## ACTIVITY
Output the listing below verbatim, without images.

## GIVEN DATA

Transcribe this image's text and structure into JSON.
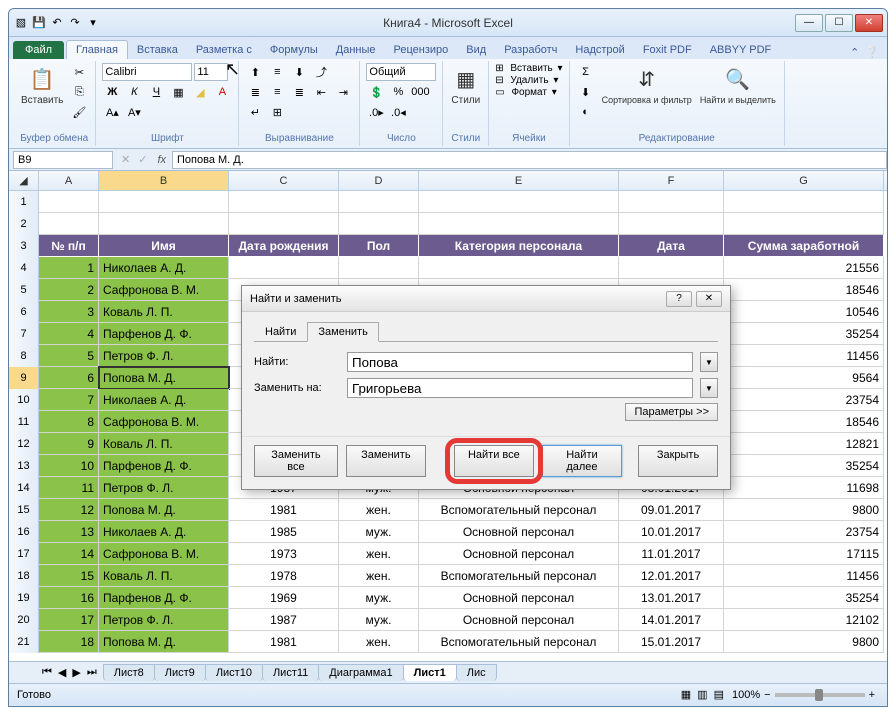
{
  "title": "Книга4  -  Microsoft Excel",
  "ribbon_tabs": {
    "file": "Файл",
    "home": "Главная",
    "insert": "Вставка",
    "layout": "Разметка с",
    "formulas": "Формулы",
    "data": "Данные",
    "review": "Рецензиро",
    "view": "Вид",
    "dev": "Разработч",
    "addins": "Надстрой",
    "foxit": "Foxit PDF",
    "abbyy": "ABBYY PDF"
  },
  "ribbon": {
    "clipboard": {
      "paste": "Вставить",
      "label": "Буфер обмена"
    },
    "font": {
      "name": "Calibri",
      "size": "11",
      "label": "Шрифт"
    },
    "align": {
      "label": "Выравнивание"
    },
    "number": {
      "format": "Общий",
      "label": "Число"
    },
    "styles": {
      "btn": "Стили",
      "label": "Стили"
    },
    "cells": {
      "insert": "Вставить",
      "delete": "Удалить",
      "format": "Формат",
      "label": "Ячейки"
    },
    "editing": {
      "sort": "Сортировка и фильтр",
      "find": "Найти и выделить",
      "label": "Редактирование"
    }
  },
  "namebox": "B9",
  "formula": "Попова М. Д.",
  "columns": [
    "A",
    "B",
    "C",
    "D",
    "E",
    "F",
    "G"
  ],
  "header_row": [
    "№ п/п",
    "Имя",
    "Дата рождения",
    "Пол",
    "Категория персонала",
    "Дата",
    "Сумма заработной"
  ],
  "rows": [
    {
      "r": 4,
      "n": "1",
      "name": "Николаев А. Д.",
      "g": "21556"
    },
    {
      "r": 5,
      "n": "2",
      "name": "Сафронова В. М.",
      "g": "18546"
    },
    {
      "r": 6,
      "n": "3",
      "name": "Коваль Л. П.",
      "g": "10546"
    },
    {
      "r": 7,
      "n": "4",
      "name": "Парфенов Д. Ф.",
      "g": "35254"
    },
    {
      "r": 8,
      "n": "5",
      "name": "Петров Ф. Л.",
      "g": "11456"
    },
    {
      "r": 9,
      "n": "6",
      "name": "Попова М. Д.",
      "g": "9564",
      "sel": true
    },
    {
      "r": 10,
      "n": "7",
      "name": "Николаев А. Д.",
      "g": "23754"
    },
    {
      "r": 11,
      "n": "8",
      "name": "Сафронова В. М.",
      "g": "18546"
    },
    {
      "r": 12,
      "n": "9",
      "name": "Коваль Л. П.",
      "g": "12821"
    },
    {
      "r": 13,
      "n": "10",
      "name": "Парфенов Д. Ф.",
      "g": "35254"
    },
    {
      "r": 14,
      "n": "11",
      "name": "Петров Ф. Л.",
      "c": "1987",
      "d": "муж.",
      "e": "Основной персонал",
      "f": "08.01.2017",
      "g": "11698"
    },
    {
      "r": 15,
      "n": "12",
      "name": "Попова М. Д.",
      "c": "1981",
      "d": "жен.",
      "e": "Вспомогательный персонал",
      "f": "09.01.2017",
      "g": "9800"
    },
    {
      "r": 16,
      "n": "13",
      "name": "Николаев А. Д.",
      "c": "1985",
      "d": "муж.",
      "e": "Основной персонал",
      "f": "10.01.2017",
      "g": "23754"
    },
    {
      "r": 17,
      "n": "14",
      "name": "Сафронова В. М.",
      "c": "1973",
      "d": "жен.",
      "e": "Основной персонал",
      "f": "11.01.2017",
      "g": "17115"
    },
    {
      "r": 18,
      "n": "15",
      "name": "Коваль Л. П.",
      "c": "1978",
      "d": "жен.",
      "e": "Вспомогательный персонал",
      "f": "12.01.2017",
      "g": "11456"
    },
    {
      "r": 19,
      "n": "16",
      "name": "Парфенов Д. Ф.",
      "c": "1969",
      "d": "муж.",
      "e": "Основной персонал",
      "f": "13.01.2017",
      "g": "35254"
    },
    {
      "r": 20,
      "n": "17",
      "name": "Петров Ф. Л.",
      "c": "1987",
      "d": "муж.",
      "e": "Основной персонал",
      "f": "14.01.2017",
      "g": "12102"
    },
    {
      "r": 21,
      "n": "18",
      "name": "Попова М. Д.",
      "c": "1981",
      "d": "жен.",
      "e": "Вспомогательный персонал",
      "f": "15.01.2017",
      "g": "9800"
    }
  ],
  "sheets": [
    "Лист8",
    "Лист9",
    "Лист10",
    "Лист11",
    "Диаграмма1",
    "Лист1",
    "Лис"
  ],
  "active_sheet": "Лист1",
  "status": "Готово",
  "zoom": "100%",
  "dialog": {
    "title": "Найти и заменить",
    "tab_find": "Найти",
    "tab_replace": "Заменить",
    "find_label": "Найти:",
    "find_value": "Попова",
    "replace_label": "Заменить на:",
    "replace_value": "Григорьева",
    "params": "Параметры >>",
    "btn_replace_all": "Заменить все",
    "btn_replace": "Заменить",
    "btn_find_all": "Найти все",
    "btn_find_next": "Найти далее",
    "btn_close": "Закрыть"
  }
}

## EXERCISE RESULT
Transcribe this image's text and structure into JSON.
{
  "title": "Книга4  -  Microsoft Excel",
  "ribbon_tabs": {
    "file": "Файл",
    "home": "Главная",
    "insert": "Вставка",
    "layout": "Разметка с",
    "formulas": "Формулы",
    "data": "Данные",
    "review": "Рецензиро",
    "view": "Вид",
    "dev": "Разработч",
    "addins": "Надстрой",
    "foxit": "Foxit PDF",
    "abbyy": "ABBYY PDF"
  },
  "ribbon": {
    "clipboard": {
      "paste": "Вставить",
      "label": "Буфер обмена"
    },
    "font": {
      "name": "Calibri",
      "size": "11",
      "label": "Шрифт"
    },
    "align": {
      "label": "Выравнивание"
    },
    "number": {
      "format": "Общий",
      "label": "Число"
    },
    "styles": {
      "btn": "Стили",
      "label": "Стили"
    },
    "cells": {
      "insert": "Вставить",
      "delete": "Удалить",
      "format": "Формат",
      "label": "Ячейки"
    },
    "editing": {
      "sort": "Сортировка и фильтр",
      "find": "Найти и выделить",
      "label": "Редактирование"
    }
  },
  "namebox": "B9",
  "formula": "Попова М. Д.",
  "columns": [
    "A",
    "B",
    "C",
    "D",
    "E",
    "F",
    "G"
  ],
  "header_row": [
    "№ п/п",
    "Имя",
    "Дата рождения",
    "Пол",
    "Категория персонала",
    "Дата",
    "Сумма заработной"
  ],
  "rows": [
    {
      "r": 4,
      "n": "1",
      "name": "Николаев А. Д.",
      "g": "21556"
    },
    {
      "r": 5,
      "n": "2",
      "name": "Сафронова В. М.",
      "g": "18546"
    },
    {
      "r": 6,
      "n": "3",
      "name": "Коваль Л. П.",
      "g": "10546"
    },
    {
      "r": 7,
      "n": "4",
      "name": "Парфенов Д. Ф.",
      "g": "35254"
    },
    {
      "r": 8,
      "n": "5",
      "name": "Петров Ф. Л.",
      "g": "11456"
    },
    {
      "r": 9,
      "n": "6",
      "name": "Попова М. Д.",
      "g": "9564",
      "sel": true
    },
    {
      "r": 10,
      "n": "7",
      "name": "Николаев А. Д.",
      "g": "23754"
    },
    {
      "r": 11,
      "n": "8",
      "name": "Сафронова В. М.",
      "g": "18546"
    },
    {
      "r": 12,
      "n": "9",
      "name": "Коваль Л. П.",
      "g": "12821"
    },
    {
      "r": 13,
      "n": "10",
      "name": "Парфенов Д. Ф.",
      "g": "35254"
    },
    {
      "r": 14,
      "n": "11",
      "name": "Петров Ф. Л.",
      "c": "1987",
      "d": "муж.",
      "e": "Основной персонал",
      "f": "08.01.2017",
      "g": "11698"
    },
    {
      "r": 15,
      "n": "12",
      "name": "Попова М. Д.",
      "c": "1981",
      "d": "жен.",
      "e": "Вспомогательный персонал",
      "f": "09.01.2017",
      "g": "9800"
    },
    {
      "r": 16,
      "n": "13",
      "name": "Николаев А. Д.",
      "c": "1985",
      "d": "муж.",
      "e": "Основной персонал",
      "f": "10.01.2017",
      "g": "23754"
    },
    {
      "r": 17,
      "n": "14",
      "name": "Сафронова В. М.",
      "c": "1973",
      "d": "жен.",
      "e": "Основной персонал",
      "f": "11.01.2017",
      "g": "17115"
    },
    {
      "r": 18,
      "n": "15",
      "name": "Коваль Л. П.",
      "c": "1978",
      "d": "жен.",
      "e": "Вспомогательный персонал",
      "f": "12.01.2017",
      "g": "11456"
    },
    {
      "r": 19,
      "n": "16",
      "name": "Парфенов Д. Ф.",
      "c": "1969",
      "d": "муж.",
      "e": "Основной персонал",
      "f": "13.01.2017",
      "g": "35254"
    },
    {
      "r": 20,
      "n": "17",
      "name": "Петров Ф. Л.",
      "c": "1987",
      "d": "муж.",
      "e": "Основной персонал",
      "f": "14.01.2017",
      "g": "12102"
    },
    {
      "r": 21,
      "n": "18",
      "name": "Попова М. Д.",
      "c": "1981",
      "d": "жен.",
      "e": "Вспомогательный персонал",
      "f": "15.01.2017",
      "g": "9800"
    }
  ],
  "sheets": [
    "Лист8",
    "Лист9",
    "Лист10",
    "Лист11",
    "Диаграмма1",
    "Лист1",
    "Лис"
  ],
  "active_sheet": "Лист1",
  "status": "Готово",
  "zoom": "100%",
  "dialog": {
    "title": "Найти и заменить",
    "tab_find": "Найти",
    "tab_replace": "Заменить",
    "find_label": "Найти:",
    "find_value": "Попова",
    "replace_label": "Заменить на:",
    "replace_value": "Григорьева",
    "params": "Параметры >>",
    "btn_replace_all": "Заменить все",
    "btn_replace": "Заменить",
    "btn_find_all": "Найти все",
    "btn_find_next": "Найти далее",
    "btn_close": "Закрыть"
  }
}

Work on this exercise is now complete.